■ Aim of the exercise: Which lines of the entries below hold the word "true"? Report each of them.

** Stored data follows **

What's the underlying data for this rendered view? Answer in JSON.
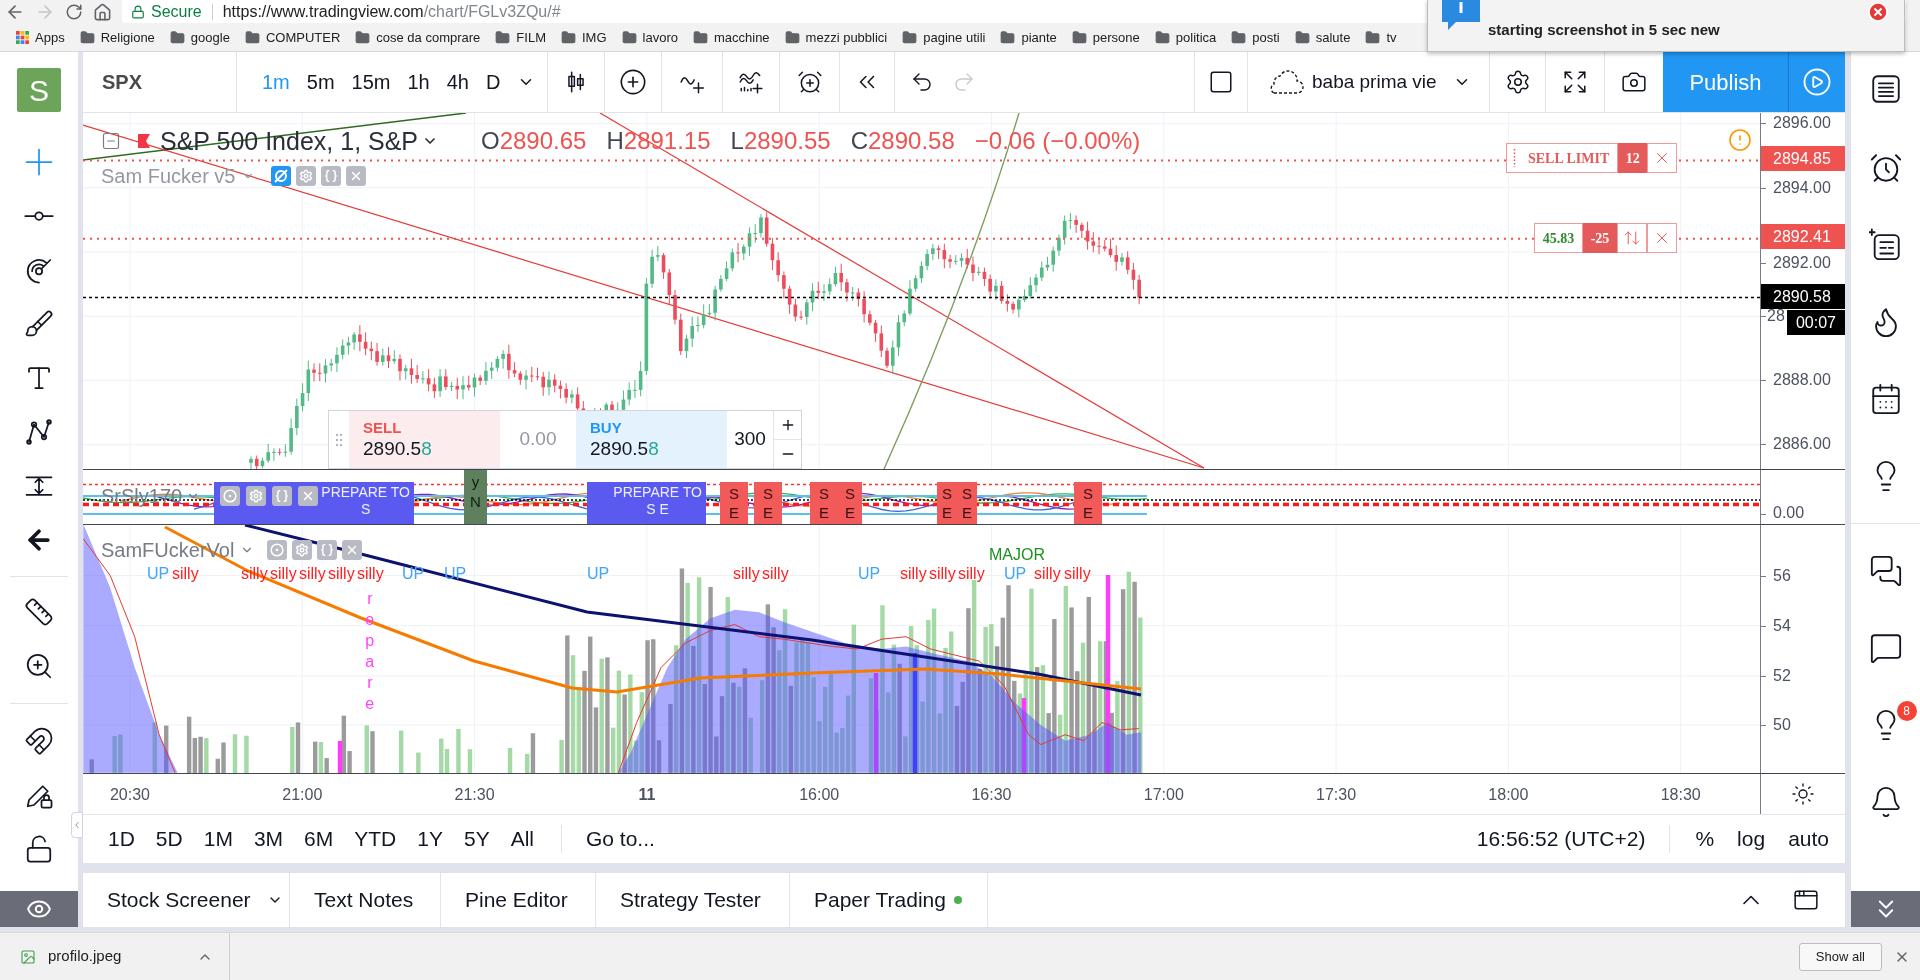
{
  "browser": {
    "secure": "Secure",
    "url_host": "https://www.tradingview.com",
    "url_path": "/chart/FGLv3ZQu/#",
    "forward_disabled": true
  },
  "bookmarks": [
    {
      "kind": "apps",
      "label": "Apps"
    },
    {
      "kind": "folder",
      "label": "Religione"
    },
    {
      "kind": "folder",
      "label": "google"
    },
    {
      "kind": "folder",
      "label": "COMPUTER"
    },
    {
      "kind": "folder",
      "label": "cose da comprare"
    },
    {
      "kind": "folder",
      "label": "FILM"
    },
    {
      "kind": "folder",
      "label": "IMG"
    },
    {
      "kind": "folder",
      "label": "lavoro"
    },
    {
      "kind": "folder",
      "label": "macchine"
    },
    {
      "kind": "folder",
      "label": "mezzi pubblici"
    },
    {
      "kind": "folder",
      "label": "pagine utili"
    },
    {
      "kind": "folder",
      "label": "piante"
    },
    {
      "kind": "folder",
      "label": "persone"
    },
    {
      "kind": "folder",
      "label": "politica"
    },
    {
      "kind": "folder",
      "label": "posti"
    },
    {
      "kind": "folder",
      "label": "salute"
    },
    {
      "kind": "folder",
      "label": "tv"
    }
  ],
  "notification": {
    "text": "starting screenshot in 5 sec new"
  },
  "header": {
    "avatar": "S",
    "symbol": "SPX",
    "intervals": [
      {
        "label": "1m",
        "selected": true
      },
      {
        "label": "5m",
        "selected": false
      },
      {
        "label": "15m",
        "selected": false
      },
      {
        "label": "1h",
        "selected": false
      },
      {
        "label": "4h",
        "selected": false
      },
      {
        "label": "D",
        "selected": false
      }
    ],
    "redo_disabled": true,
    "layout_name": "baba prima vie",
    "publish": "Publish"
  },
  "drawing_tools": [
    {
      "selected": true
    },
    {
      "selected": false
    },
    {
      "selected": false
    },
    {
      "selected": false
    },
    {
      "selected": false
    },
    {
      "selected": false
    },
    {
      "selected": false
    },
    {
      "selected": false
    },
    {
      "selected": false
    },
    {
      "selected": false
    },
    {
      "selected": false
    },
    {
      "selected": false
    },
    {
      "selected": false
    }
  ],
  "right_sidebar": {
    "ideas_badge": "8"
  },
  "main_pane": {
    "legend": {
      "title": "S&P 500 Index, 1, S&P",
      "ohlc": [
        {
          "label": "O",
          "value": "2890.65"
        },
        {
          "label": "H",
          "value": "2891.15"
        },
        {
          "label": "L",
          "value": "2890.55"
        },
        {
          "label": "C",
          "value": "2890.58"
        }
      ],
      "change": "−0.06 (−0.00%)"
    },
    "indicator": {
      "name": "Sam Fucker v5",
      "hidden": true
    },
    "orders": [
      {
        "kind": "limit",
        "label": "SELL LIMIT",
        "quantity": "12"
      },
      {
        "kind": "position",
        "pnl": "45.83",
        "quantity": "-25"
      }
    ],
    "trade_widget": {
      "sell_label": "SELL",
      "sell_price": "2890.5",
      "sell_pip": "8",
      "spread": "0.00",
      "buy_label": "BUY",
      "buy_price": "2890.5",
      "buy_pip": "8",
      "quantity": "300"
    },
    "price_labels": [
      "2896.00",
      "2894.00",
      "2892.00",
      "28",
      "2888.00",
      "2886.00"
    ],
    "price_tags": [
      {
        "kind": "order",
        "text": "2894.85"
      },
      {
        "kind": "order",
        "text": "2892.41"
      },
      {
        "kind": "last",
        "text": "2890.58"
      },
      {
        "kind": "countdown",
        "text": "00:07"
      }
    ]
  },
  "oscillator_pane": {
    "name": "SrSly170",
    "axis_label": "0.00",
    "signals": [
      {
        "kind": "prepare",
        "title": "PREPARE TO",
        "sub": "S"
      },
      {
        "kind": "confirm",
        "text": "yN"
      },
      {
        "kind": "prepare",
        "title": "PREPARE TO",
        "sub": "S E"
      },
      {
        "kind": "sell",
        "text": "SE"
      },
      {
        "kind": "sell",
        "text": "SE"
      },
      {
        "kind": "sell",
        "text": "SE"
      },
      {
        "kind": "sell",
        "text": "SE"
      },
      {
        "kind": "sell",
        "text": "SE"
      },
      {
        "kind": "sell",
        "text": "SE"
      },
      {
        "kind": "sell",
        "text": "SE"
      }
    ]
  },
  "volume_pane": {
    "name": "SamFUckerVol",
    "labels": [
      {
        "kind": "up",
        "text": "UP"
      },
      {
        "kind": "silly",
        "text": "silly"
      },
      {
        "kind": "silly",
        "text": "silly"
      },
      {
        "kind": "silly",
        "text": "silly"
      },
      {
        "kind": "silly",
        "text": "silly"
      },
      {
        "kind": "silly",
        "text": "silly"
      },
      {
        "kind": "silly",
        "text": "silly"
      },
      {
        "kind": "up",
        "text": "UP"
      },
      {
        "kind": "up",
        "text": "UP"
      },
      {
        "kind": "up",
        "text": "UP"
      },
      {
        "kind": "silly",
        "text": "silly"
      },
      {
        "kind": "silly",
        "text": "silly"
      },
      {
        "kind": "up",
        "text": "UP"
      },
      {
        "kind": "silly",
        "text": "silly"
      },
      {
        "kind": "silly",
        "text": "silly"
      },
      {
        "kind": "silly",
        "text": "silly"
      },
      {
        "kind": "major",
        "text": "MAJOR"
      },
      {
        "kind": "up",
        "text": "UP"
      },
      {
        "kind": "silly",
        "text": "silly"
      },
      {
        "kind": "silly",
        "text": "silly"
      }
    ],
    "vertical_label": "repare",
    "axis_labels": [
      "56",
      "54",
      "52",
      "50"
    ]
  },
  "time_axis": [
    {
      "kind": "time",
      "text": "20:30"
    },
    {
      "kind": "time",
      "text": "21:00"
    },
    {
      "kind": "time",
      "text": "21:30"
    },
    {
      "kind": "day",
      "text": "11"
    },
    {
      "kind": "time",
      "text": "16:00"
    },
    {
      "kind": "time",
      "text": "16:30"
    },
    {
      "kind": "time",
      "text": "17:00"
    },
    {
      "kind": "time",
      "text": "17:30"
    },
    {
      "kind": "time",
      "text": "18:00"
    },
    {
      "kind": "time",
      "text": "18:30"
    }
  ],
  "range_bar": {
    "ranges": [
      "1D",
      "5D",
      "1M",
      "3M",
      "6M",
      "YTD",
      "1Y",
      "5Y",
      "All"
    ],
    "goto": "Go to...",
    "clock": "16:56:52 (UTC+2)",
    "scales": [
      "%",
      "log",
      "auto"
    ]
  },
  "bottom_tabs": [
    {
      "label": "Stock Screener",
      "dropdown": true,
      "status_dot": false
    },
    {
      "label": "Text Notes",
      "dropdown": false,
      "status_dot": false
    },
    {
      "label": "Pine Editor",
      "dropdown": false,
      "status_dot": false
    },
    {
      "label": "Strategy Tester",
      "dropdown": false,
      "status_dot": false
    },
    {
      "label": "Paper Trading",
      "dropdown": false,
      "status_dot": true
    }
  ],
  "download_bar": {
    "file": "profilo.jpeg",
    "show_all": "Show all"
  }
}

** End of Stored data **

■ Task response:
    "forward_disabled": true
        "selected": true
    "redo_disabled": true,
      "selected": true
      "hidden": true
      "dropdown": true,
      "status_dot": true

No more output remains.